** Opening Material shown block **

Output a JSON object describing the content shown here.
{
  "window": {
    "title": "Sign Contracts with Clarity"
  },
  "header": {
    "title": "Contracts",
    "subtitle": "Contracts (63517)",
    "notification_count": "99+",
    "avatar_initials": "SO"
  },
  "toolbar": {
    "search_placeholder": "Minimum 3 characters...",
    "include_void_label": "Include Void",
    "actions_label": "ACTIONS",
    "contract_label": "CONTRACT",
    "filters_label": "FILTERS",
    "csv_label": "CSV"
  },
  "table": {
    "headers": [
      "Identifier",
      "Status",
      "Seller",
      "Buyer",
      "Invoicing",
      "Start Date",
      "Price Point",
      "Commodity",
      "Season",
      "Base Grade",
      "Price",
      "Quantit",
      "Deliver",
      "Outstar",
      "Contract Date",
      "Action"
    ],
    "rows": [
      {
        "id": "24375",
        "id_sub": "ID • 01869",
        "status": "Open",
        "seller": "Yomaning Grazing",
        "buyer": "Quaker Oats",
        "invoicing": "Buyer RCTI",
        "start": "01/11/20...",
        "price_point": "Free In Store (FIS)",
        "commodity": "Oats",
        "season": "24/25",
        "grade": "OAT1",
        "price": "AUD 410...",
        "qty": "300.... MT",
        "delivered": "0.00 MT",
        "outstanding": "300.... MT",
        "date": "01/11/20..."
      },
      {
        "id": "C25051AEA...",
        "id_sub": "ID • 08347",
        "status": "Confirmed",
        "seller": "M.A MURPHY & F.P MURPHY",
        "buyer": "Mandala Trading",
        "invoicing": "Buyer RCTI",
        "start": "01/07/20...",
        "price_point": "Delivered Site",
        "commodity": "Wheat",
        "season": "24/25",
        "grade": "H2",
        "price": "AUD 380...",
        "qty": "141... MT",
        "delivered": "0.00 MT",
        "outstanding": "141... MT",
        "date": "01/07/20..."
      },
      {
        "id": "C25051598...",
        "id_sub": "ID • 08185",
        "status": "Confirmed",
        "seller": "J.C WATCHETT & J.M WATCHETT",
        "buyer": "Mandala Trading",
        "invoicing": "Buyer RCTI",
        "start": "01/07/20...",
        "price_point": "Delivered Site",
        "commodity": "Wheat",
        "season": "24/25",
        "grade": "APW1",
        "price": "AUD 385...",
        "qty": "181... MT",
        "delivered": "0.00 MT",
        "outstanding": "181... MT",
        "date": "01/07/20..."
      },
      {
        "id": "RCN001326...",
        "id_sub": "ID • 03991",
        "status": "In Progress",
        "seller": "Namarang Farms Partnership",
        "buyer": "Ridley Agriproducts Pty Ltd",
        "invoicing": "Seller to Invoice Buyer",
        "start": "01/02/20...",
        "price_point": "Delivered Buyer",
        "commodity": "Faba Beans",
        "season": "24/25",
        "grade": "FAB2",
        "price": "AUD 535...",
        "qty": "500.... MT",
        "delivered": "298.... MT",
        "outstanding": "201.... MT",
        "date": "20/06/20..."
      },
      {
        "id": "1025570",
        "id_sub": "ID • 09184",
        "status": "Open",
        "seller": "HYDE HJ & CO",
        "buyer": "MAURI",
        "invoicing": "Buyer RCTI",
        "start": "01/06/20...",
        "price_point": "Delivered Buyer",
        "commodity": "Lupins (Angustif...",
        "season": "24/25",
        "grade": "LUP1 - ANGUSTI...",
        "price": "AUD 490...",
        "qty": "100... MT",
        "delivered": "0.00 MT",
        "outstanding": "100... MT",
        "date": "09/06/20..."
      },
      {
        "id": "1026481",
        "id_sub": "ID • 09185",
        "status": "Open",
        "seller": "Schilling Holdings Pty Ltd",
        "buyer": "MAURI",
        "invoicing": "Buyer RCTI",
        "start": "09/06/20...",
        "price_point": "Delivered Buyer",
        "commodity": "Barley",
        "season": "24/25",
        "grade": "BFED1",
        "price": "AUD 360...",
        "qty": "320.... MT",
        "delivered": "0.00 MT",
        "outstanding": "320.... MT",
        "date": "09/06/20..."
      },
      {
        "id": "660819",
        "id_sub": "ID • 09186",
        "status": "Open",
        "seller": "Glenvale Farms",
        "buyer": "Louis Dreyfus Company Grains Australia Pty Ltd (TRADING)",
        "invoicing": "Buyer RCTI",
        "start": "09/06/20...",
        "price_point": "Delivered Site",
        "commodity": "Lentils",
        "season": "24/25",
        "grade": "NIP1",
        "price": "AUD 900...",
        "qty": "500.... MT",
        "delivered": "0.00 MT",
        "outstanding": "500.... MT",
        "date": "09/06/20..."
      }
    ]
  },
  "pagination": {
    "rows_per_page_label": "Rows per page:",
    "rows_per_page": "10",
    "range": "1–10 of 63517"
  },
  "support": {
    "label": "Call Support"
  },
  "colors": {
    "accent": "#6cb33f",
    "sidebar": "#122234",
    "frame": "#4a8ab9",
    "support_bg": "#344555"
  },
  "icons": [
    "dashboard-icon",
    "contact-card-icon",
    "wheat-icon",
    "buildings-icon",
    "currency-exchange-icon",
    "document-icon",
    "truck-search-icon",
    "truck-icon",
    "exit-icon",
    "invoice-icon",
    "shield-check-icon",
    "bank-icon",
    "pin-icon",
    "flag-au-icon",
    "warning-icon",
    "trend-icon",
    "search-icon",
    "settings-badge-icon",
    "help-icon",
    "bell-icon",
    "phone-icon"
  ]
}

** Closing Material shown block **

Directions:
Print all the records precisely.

Exercise answer:
Output a JSON object describing the content shown here.
{
  "window": {
    "title": "Sign Contracts with Clarity"
  },
  "header": {
    "title": "Contracts",
    "subtitle": "Contracts (63517)",
    "notification_count": "99+",
    "avatar_initials": "SO"
  },
  "toolbar": {
    "search_placeholder": "Minimum 3 characters...",
    "include_void_label": "Include Void",
    "actions_label": "ACTIONS",
    "contract_label": "CONTRACT",
    "filters_label": "FILTERS",
    "csv_label": "CSV"
  },
  "table": {
    "headers": [
      "Identifier",
      "Status",
      "Seller",
      "Buyer",
      "Invoicing",
      "Start Date",
      "Price Point",
      "Commodity",
      "Season",
      "Base Grade",
      "Price",
      "Quantit",
      "Deliver",
      "Outstar",
      "Contract Date",
      "Action"
    ],
    "rows": [
      {
        "id": "24375",
        "id_sub": "ID • 01869",
        "status": "Open",
        "seller": "Yomaning Grazing",
        "buyer": "Quaker Oats",
        "invoicing": "Buyer RCTI",
        "start": "01/11/20...",
        "price_point": "Free In Store (FIS)",
        "commodity": "Oats",
        "season": "24/25",
        "grade": "OAT1",
        "price": "AUD 410...",
        "qty": "300.... MT",
        "delivered": "0.00 MT",
        "outstanding": "300.... MT",
        "date": "01/11/20..."
      },
      {
        "id": "C25051AEA...",
        "id_sub": "ID • 08347",
        "status": "Confirmed",
        "seller": "M.A MURPHY & F.P MURPHY",
        "buyer": "Mandala Trading",
        "invoicing": "Buyer RCTI",
        "start": "01/07/20...",
        "price_point": "Delivered Site",
        "commodity": "Wheat",
        "season": "24/25",
        "grade": "H2",
        "price": "AUD 380...",
        "qty": "141... MT",
        "delivered": "0.00 MT",
        "outstanding": "141... MT",
        "date": "01/07/20..."
      },
      {
        "id": "C25051598...",
        "id_sub": "ID • 08185",
        "status": "Confirmed",
        "seller": "J.C WATCHETT & J.M WATCHETT",
        "buyer": "Mandala Trading",
        "invoicing": "Buyer RCTI",
        "start": "01/07/20...",
        "price_point": "Delivered Site",
        "commodity": "Wheat",
        "season": "24/25",
        "grade": "APW1",
        "price": "AUD 385...",
        "qty": "181... MT",
        "delivered": "0.00 MT",
        "outstanding": "181... MT",
        "date": "01/07/20..."
      },
      {
        "id": "RCN001326...",
        "id_sub": "ID • 03991",
        "status": "In Progress",
        "seller": "Namarang Farms Partnership",
        "buyer": "Ridley Agriproducts Pty Ltd",
        "invoicing": "Seller to Invoice Buyer",
        "start": "01/02/20...",
        "price_point": "Delivered Buyer",
        "commodity": "Faba Beans",
        "season": "24/25",
        "grade": "FAB2",
        "price": "AUD 535...",
        "qty": "500.... MT",
        "delivered": "298.... MT",
        "outstanding": "201.... MT",
        "date": "20/06/20..."
      },
      {
        "id": "1025570",
        "id_sub": "ID • 09184",
        "status": "Open",
        "seller": "HYDE HJ & CO",
        "buyer": "MAURI",
        "invoicing": "Buyer RCTI",
        "start": "01/06/20...",
        "price_point": "Delivered Buyer",
        "commodity": "Lupins (Angustif...",
        "season": "24/25",
        "grade": "LUP1 - ANGUSTI...",
        "price": "AUD 490...",
        "qty": "100... MT",
        "delivered": "0.00 MT",
        "outstanding": "100... MT",
        "date": "09/06/20..."
      },
      {
        "id": "1026481",
        "id_sub": "ID • 09185",
        "status": "Open",
        "seller": "Schilling Holdings Pty Ltd",
        "buyer": "MAURI",
        "invoicing": "Buyer RCTI",
        "start": "09/06/20...",
        "price_point": "Delivered Buyer",
        "commodity": "Barley",
        "season": "24/25",
        "grade": "BFED1",
        "price": "AUD 360...",
        "qty": "320.... MT",
        "delivered": "0.00 MT",
        "outstanding": "320.... MT",
        "date": "09/06/20..."
      },
      {
        "id": "660819",
        "id_sub": "ID • 09186",
        "status": "Open",
        "seller": "Glenvale Farms",
        "buyer": "Louis Dreyfus Company Grains Australia Pty Ltd (TRADING)",
        "invoicing": "Buyer RCTI",
        "start": "09/06/20...",
        "price_point": "Delivered Site",
        "commodity": "Lentils",
        "season": "24/25",
        "grade": "NIP1",
        "price": "AUD 900...",
        "qty": "500.... MT",
        "delivered": "0.00 MT",
        "outstanding": "500.... MT",
        "date": "09/06/20..."
      }
    ]
  },
  "pagination": {
    "rows_per_page_label": "Rows per page:",
    "rows_per_page": "10",
    "range": "1–10 of 63517"
  },
  "support": {
    "label": "Call Support"
  },
  "colors": {
    "accent": "#6cb33f",
    "sidebar": "#122234",
    "frame": "#4a8ab9",
    "support_bg": "#344555"
  },
  "icons": [
    "dashboard-icon",
    "contact-card-icon",
    "wheat-icon",
    "buildings-icon",
    "currency-exchange-icon",
    "document-icon",
    "truck-search-icon",
    "truck-icon",
    "exit-icon",
    "invoice-icon",
    "shield-check-icon",
    "bank-icon",
    "pin-icon",
    "flag-au-icon",
    "warning-icon",
    "trend-icon",
    "search-icon",
    "settings-badge-icon",
    "help-icon",
    "bell-icon",
    "phone-icon"
  ]
}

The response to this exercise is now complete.